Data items
== Segment start ==
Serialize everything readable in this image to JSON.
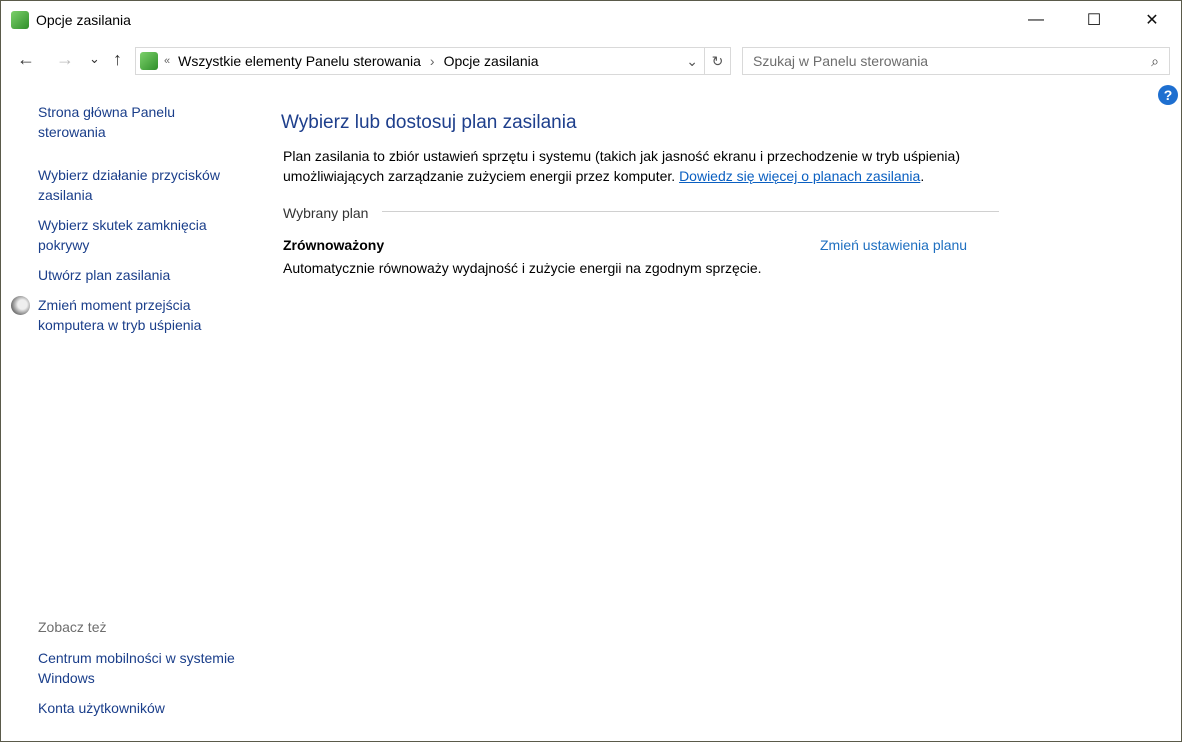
{
  "window": {
    "title": "Opcje zasilania",
    "minimize": "—",
    "maximize": "☐",
    "close": "✕"
  },
  "nav": {
    "back": "←",
    "forward": "→",
    "recent": "⌄",
    "up": "↑",
    "refresh": "↻",
    "breadcrumb": [
      "Wszystkie elementy Panelu sterowania",
      "Opcje zasilania"
    ],
    "overflow": "«",
    "separator": "›",
    "dropdown": "⌄",
    "search_placeholder": "Szukaj w Panelu sterowania",
    "search_icon": "⌕"
  },
  "help": "?",
  "sidebar": {
    "links": [
      "Strona główna Panelu sterowania",
      "Wybierz działanie przycisków zasilania",
      "Wybierz skutek zamknięcia pokrywy",
      "Utwórz plan zasilania",
      "Zmień moment przejścia komputera w tryb uśpienia"
    ],
    "see_also": "Zobacz też",
    "see_also_links": [
      "Centrum mobilności w systemie Windows",
      "Konta użytkowników"
    ]
  },
  "main": {
    "heading": "Wybierz lub dostosuj plan zasilania",
    "description": "Plan zasilania to zbiór ustawień sprzętu i systemu (takich jak jasność ekranu i przechodzenie w tryb uśpienia) umożliwiających zarządzanie zużyciem energii przez komputer. ",
    "learn_more": "Dowiedz się więcej o planach zasilania",
    "period": ".",
    "group_label": "Wybrany plan",
    "plan_name": "Zrównoważony",
    "plan_change": "Zmień ustawienia planu",
    "plan_description": "Automatycznie równoważy wydajność i zużycie energii na zgodnym sprzęcie."
  }
}
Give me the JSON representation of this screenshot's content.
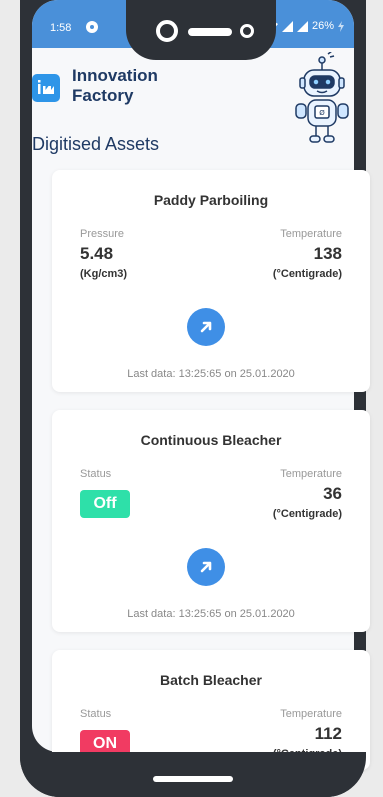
{
  "statusbar": {
    "time": "1:58",
    "battery": "26%",
    "accent": "#4a90d9"
  },
  "brand": {
    "line1": "Innovation",
    "line2": "Factory",
    "logo_color": "#2e95e8"
  },
  "page_title": "Digitised Assets",
  "assets": [
    {
      "name": "Paddy Parboiling",
      "left_label": "Pressure",
      "left_value": "5.48",
      "left_unit": "(Kg/cm3)",
      "right_label": "Temperature",
      "right_value": "138",
      "right_unit": "(°Centigrade)",
      "last_data": "Last data: 13:25:65 on 25.01.2020"
    },
    {
      "name": "Continuous Bleacher",
      "left_label": "Status",
      "status": "Off",
      "right_label": "Temperature",
      "right_value": "36",
      "right_unit": "(°Centigrade)",
      "last_data": "Last data: 13:25:65 on 25.01.2020"
    },
    {
      "name": "Batch Bleacher",
      "left_label": "Status",
      "status": "ON",
      "right_label": "Temperature",
      "right_value": "112",
      "right_unit": "(°Centigrade)"
    }
  ],
  "colors": {
    "status_off": "#2ee0a9",
    "status_on": "#f13b62",
    "action_button": "#3f8fe6",
    "title_text": "#1f3a64"
  }
}
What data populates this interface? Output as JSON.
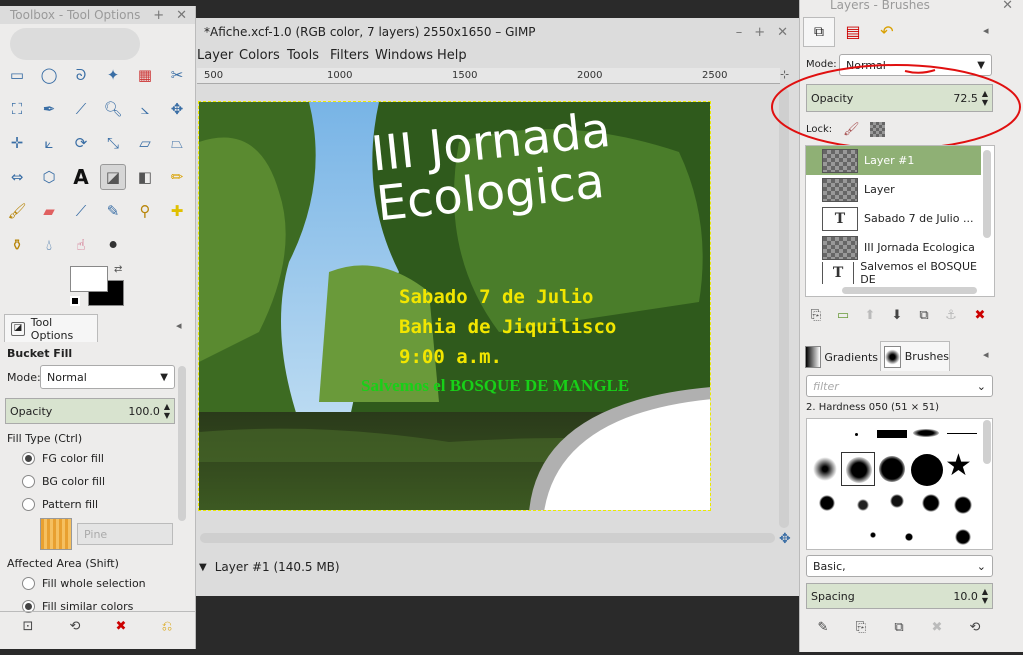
{
  "toolbox": {
    "title": "Toolbox - Tool Options",
    "tool_options_tab": "Tool Options",
    "tool_name": "Bucket Fill",
    "mode_label": "Mode:",
    "mode_value": "Normal",
    "opacity_label": "Opacity",
    "opacity_value": "100.0",
    "fill_type_label": "Fill Type  (Ctrl)",
    "fill_options": [
      "FG color fill",
      "BG color fill",
      "Pattern fill"
    ],
    "pattern_name": "Pine",
    "affected_area_label": "Affected Area  (Shift)",
    "affected_options": [
      "Fill whole selection",
      "Fill similar colors"
    ]
  },
  "image_window": {
    "title": "*Afiche.xcf-1.0 (RGB color, 7 layers) 2550x1650 – GIMP",
    "menus": [
      "Layer",
      "Colors",
      "Tools",
      "Filters",
      "Windows",
      "Help"
    ],
    "ruler_ticks": [
      "500",
      "1000",
      "1500",
      "2000",
      "2500"
    ],
    "status": "Layer #1 (140.5 MB)"
  },
  "poster": {
    "title_line1": "III Jornada",
    "title_line2": "Ecologica",
    "info_lines": [
      "Sabado 7 de Julio",
      "Bahia de Jiquilisco",
      "9:00 a.m."
    ],
    "slogan": "Salvemos el BOSQUE DE MANGLE"
  },
  "layers_dock": {
    "title": "Layers - Brushes",
    "mode_label": "Mode:",
    "mode_value": "Normal",
    "opacity_label": "Opacity",
    "opacity_value": "72.5",
    "lock_label": "Lock:",
    "layers": [
      "Layer #1",
      "Layer",
      "Sabado 7 de Julio ...",
      "III Jornada Ecologica",
      "Salvemos el BOSQUE DE"
    ],
    "tabs": [
      "Gradients",
      "Brushes"
    ],
    "filter_placeholder": "filter",
    "brush_name": "2. Hardness 050 (51 × 51)",
    "brush_set": "Basic,",
    "spacing_label": "Spacing",
    "spacing_value": "10.0"
  },
  "colors": {
    "accent": "#d8e3cf",
    "annotation": "#e01010",
    "active_layer": "#8fb075"
  }
}
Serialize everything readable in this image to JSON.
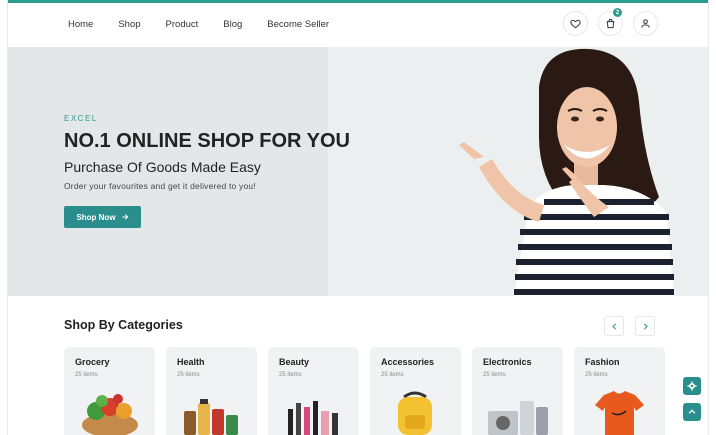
{
  "nav": {
    "links": [
      "Home",
      "Shop",
      "Product",
      "Blog",
      "Become Seller"
    ],
    "cart_count": "2",
    "icons": [
      "heart-icon",
      "shopping-bag-icon",
      "user-icon"
    ]
  },
  "hero": {
    "kicker": "EXCEL",
    "title": "NO.1 ONLINE SHOP FOR YOU",
    "subtitle": "Purchase Of Goods Made Easy",
    "description": "Order your favourites and get it delivered to you!",
    "button_label": "Shop Now",
    "button_icon": "arrow-right-icon"
  },
  "categories": {
    "title": "Shop By Categories",
    "items": [
      {
        "name": "Grocery",
        "count": "25 items"
      },
      {
        "name": "Health",
        "count": "25 items"
      },
      {
        "name": "Beauty",
        "count": "25 items"
      },
      {
        "name": "Accessories",
        "count": "25 items"
      },
      {
        "name": "Electronics",
        "count": "25 items"
      },
      {
        "name": "Fashion",
        "count": "25 items"
      }
    ]
  },
  "colors": {
    "accent": "#2a9d8f",
    "button": "#2a8f8c",
    "hero_bg": "#e3e7e8"
  }
}
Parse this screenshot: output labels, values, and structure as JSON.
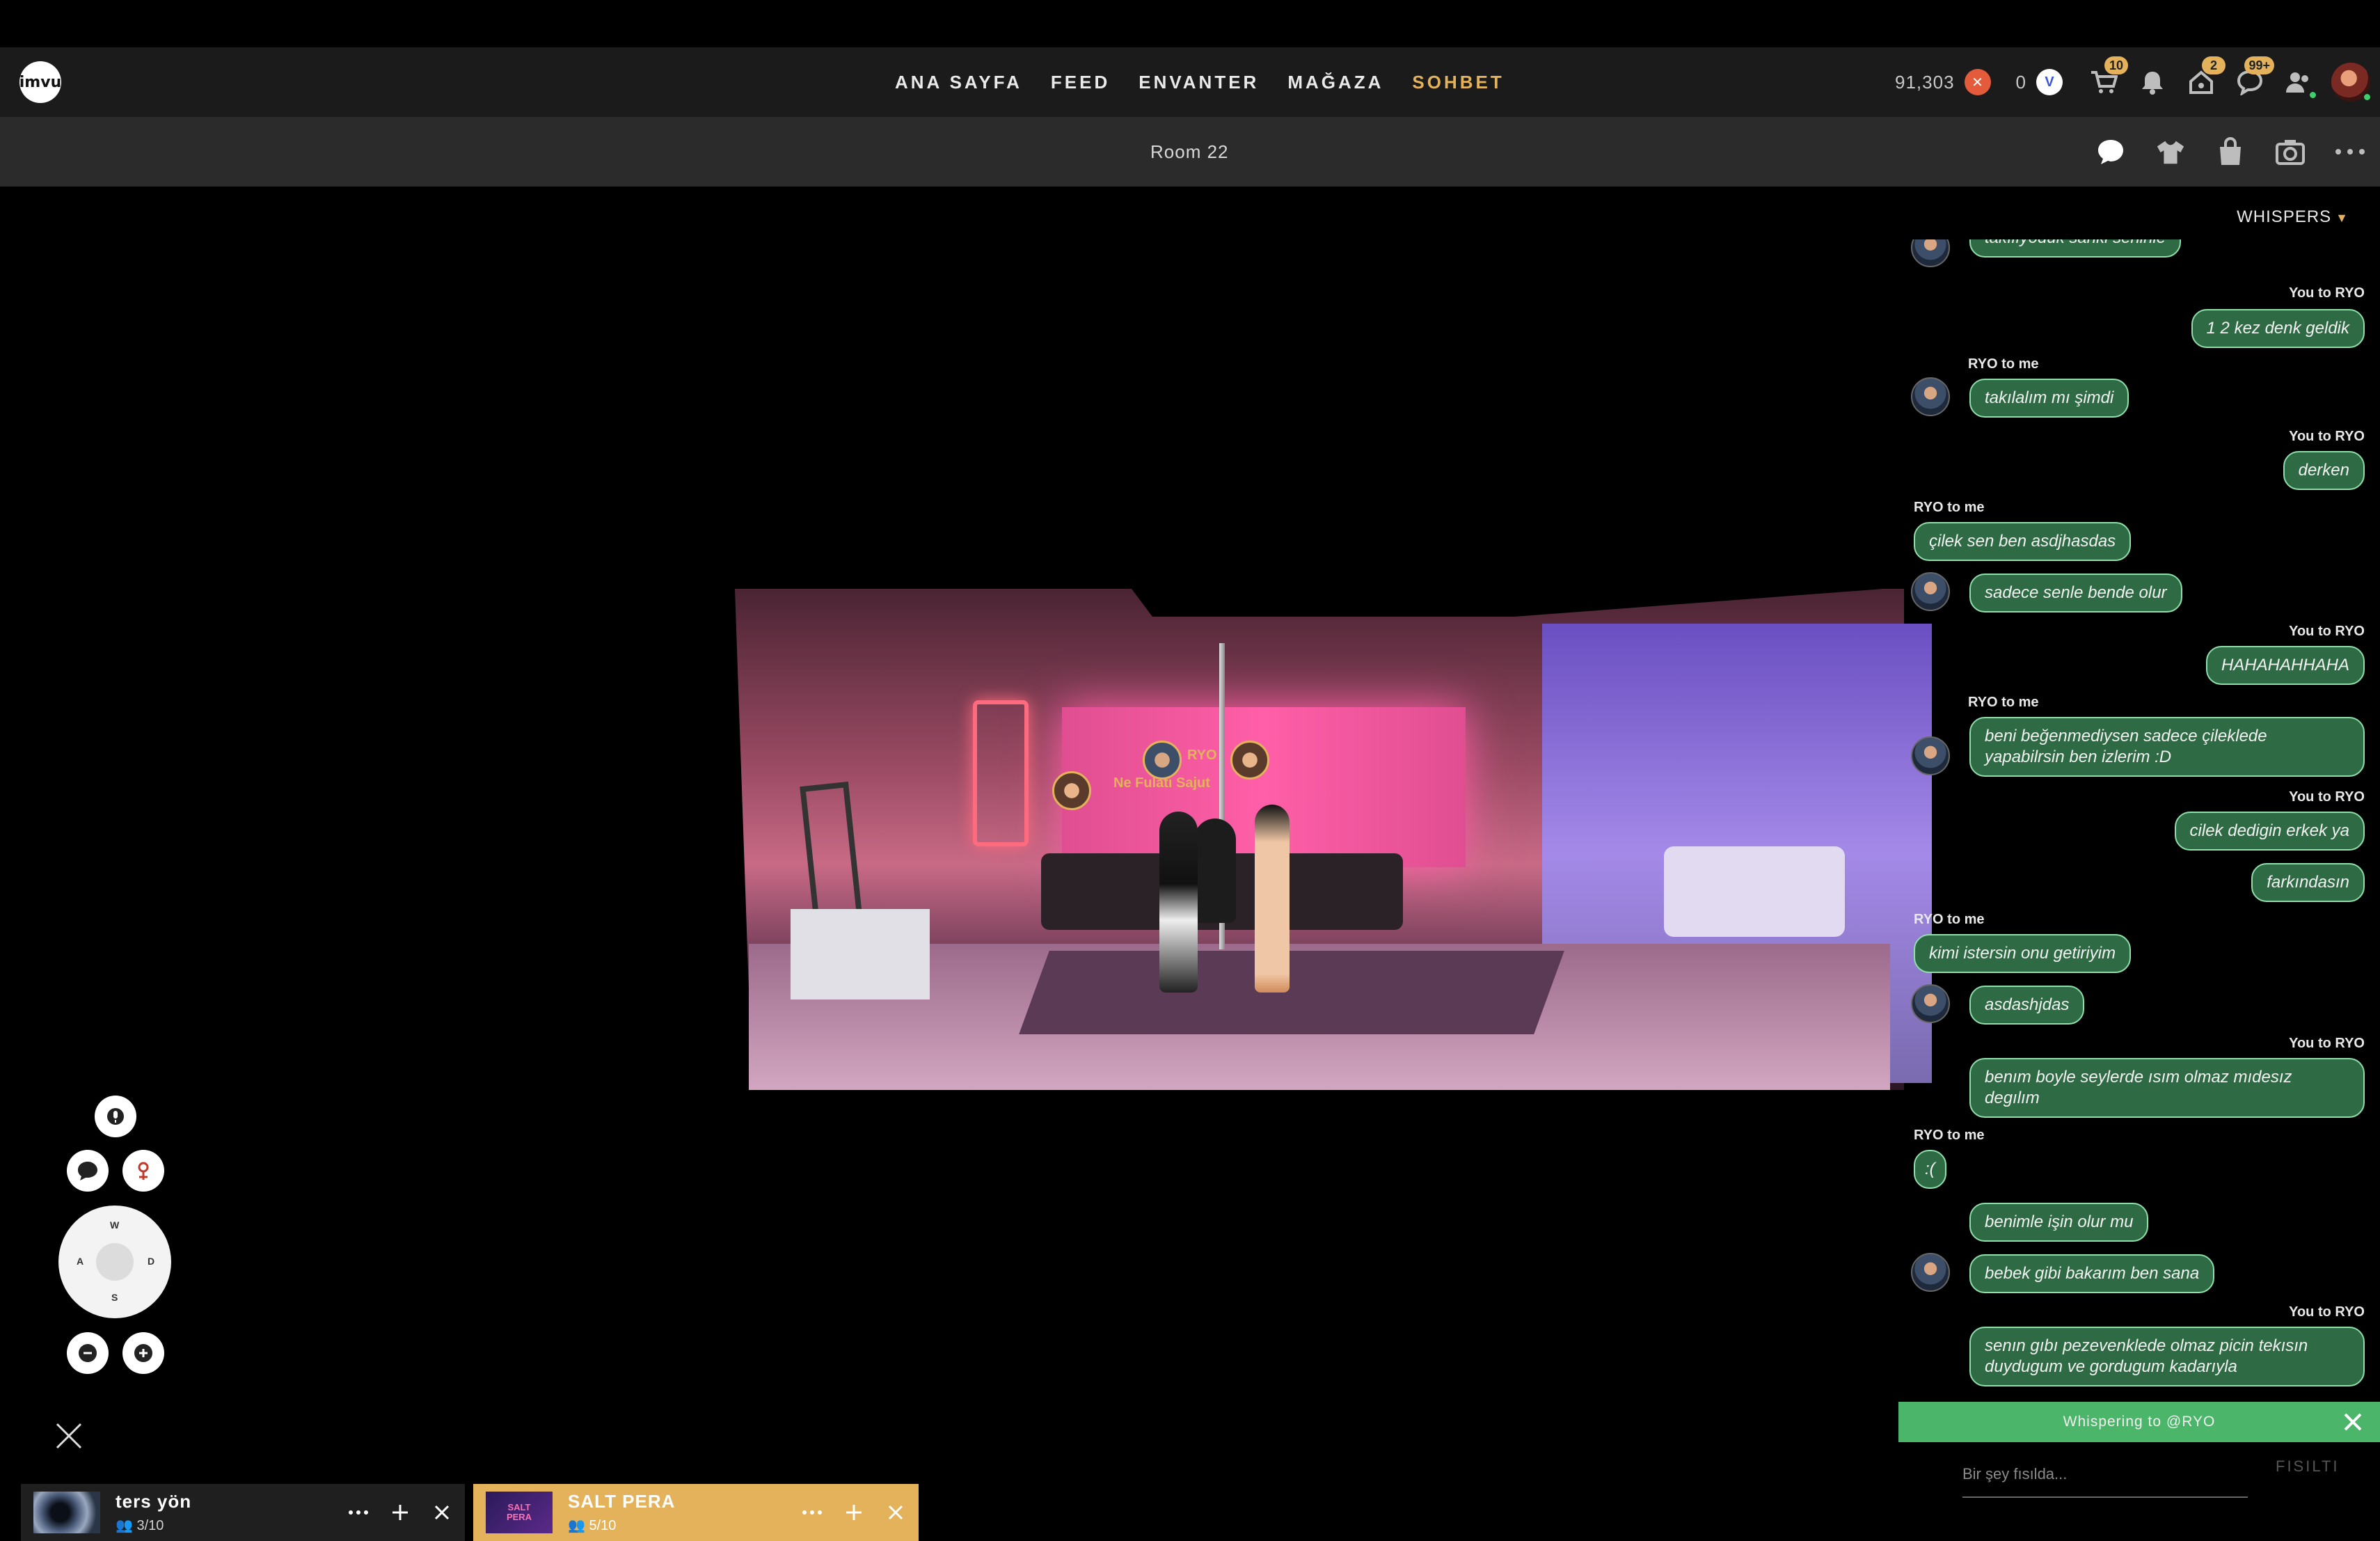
{
  "nav": {
    "logo": "imvu",
    "links": [
      "ANA SAYFA",
      "FEED",
      "ENVANTER",
      "MAĞAZA",
      "SOHBET"
    ],
    "active_index": 4
  },
  "stats": {
    "credits": "91,303",
    "vcoin": "0",
    "cart_badge": "10",
    "home_badge": "2",
    "messages_badge": "99+"
  },
  "room": {
    "title": "Room 22",
    "scene_tags": {
      "ryo_name": "RYO",
      "user_name": "Ne Fulatı Sajut"
    }
  },
  "chat": {
    "whispers_label": "WHISPERS",
    "messages": [
      {
        "dir": "in",
        "text": "takılıyoduk sanki seninle",
        "avatar": true
      },
      {
        "dir": "out",
        "sender": "You to RYO",
        "text": "1 2 kez denk geldik"
      },
      {
        "dir": "in",
        "sender": "RYO to me",
        "text": "takılalım mı şimdi",
        "avatar": true
      },
      {
        "dir": "out",
        "sender": "You to RYO",
        "text": "derken"
      },
      {
        "dir": "in",
        "sender": "RYO to me",
        "text": "çilek sen ben asdjhasdas"
      },
      {
        "dir": "in",
        "text": "sadece senle bende olur",
        "avatar": true
      },
      {
        "dir": "out",
        "sender": "You to RYO",
        "text": "HAHAHAHHAHA"
      },
      {
        "dir": "in",
        "sender": "RYO to me",
        "text": "beni beğenmediysen sadece çileklede yapabilrsin ben izlerim :D",
        "avatar": true
      },
      {
        "dir": "out",
        "sender": "You to RYO",
        "text": "cilek dedigin erkek ya"
      },
      {
        "dir": "out",
        "text": "farkındasın"
      },
      {
        "dir": "in",
        "sender": "RYO to me",
        "text": "kimi istersin onu getiriyim"
      },
      {
        "dir": "in",
        "text": "asdashjdas",
        "avatar": true
      },
      {
        "dir": "out",
        "sender": "You to RYO",
        "text": "benım boyle seylerde ısım olmaz mıdesız degılım"
      },
      {
        "dir": "in",
        "sender": "RYO to me",
        "text": ":("
      },
      {
        "dir": "in",
        "text": "benimle işin olur mu"
      },
      {
        "dir": "in",
        "text": "bebek gibi bakarım ben sana",
        "avatar": true
      },
      {
        "dir": "out",
        "sender": "You to RYO",
        "text": "senın gıbı pezevenklede olmaz picin tekısın duydugum ve gordugum kadarıyla"
      }
    ],
    "whispering_to": "Whispering to @RYO",
    "input_placeholder": "Bir şey fısılda...",
    "send_label": "FISILTI"
  },
  "controls": {
    "dpad": {
      "up": "W",
      "left": "A",
      "right": "D",
      "down": "S"
    }
  },
  "tabs": [
    {
      "name": "ters yön",
      "count": "3/10"
    },
    {
      "name": "SALT PERA",
      "count": "5/10",
      "thumb_text": "SALT PERA"
    }
  ]
}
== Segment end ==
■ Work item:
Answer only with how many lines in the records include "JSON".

■ Result:
5